Issue 19, Summer 1958
Gian Berto Vanni was born in Rome in 1927. He first studied to be an architect but turned early to painting. His talent was immediately recognized and he received scholarships for travel to Holland and to America where he studied with Josef Albers at Yale. His first exhibition, given last year at the Gallery Schneider in Rome, was highly praised; his second will be presented this November at the Trabia Gallery in New York, where he now lives. Of Vanni, the noted French editor and writer, André Bay has said.
The son of a professor of biology, Vanni often gazed through his father's microscope at the world of the living cell. This world, both geometric and dynamic, was one of the sources of his inspiration. The fragile constructions of his pen seem like precise notations of the visible, rising from the impenetrable whiteness of the infinitely small. Later, Vanni spins his delicate crystallography out into the night sky—the microscope is joined by the telescope, and the observer seems to see in these drawings familiar images threatened by nothingness and measureless space. Constantly developing, his work reveals the transmutation of original perceptions and values into an authentic art of great promise.
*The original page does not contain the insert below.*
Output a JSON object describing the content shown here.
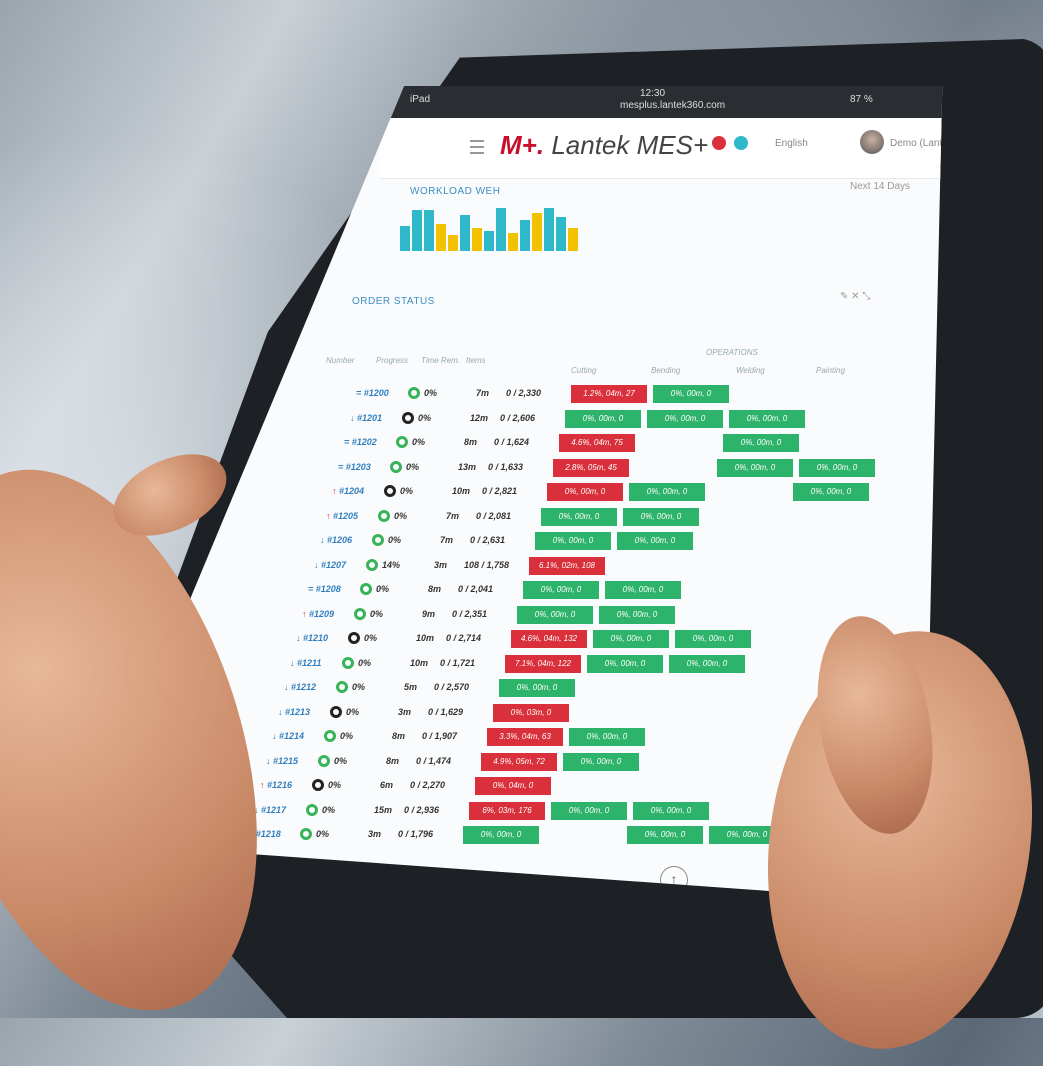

Vanni has said of his art, "I will be happy if my paintings carry with them no single emotion or effect—all emotions or none. The result should be an organized bundle of forms at once dynamic and immobile, never without a sense of enchantment."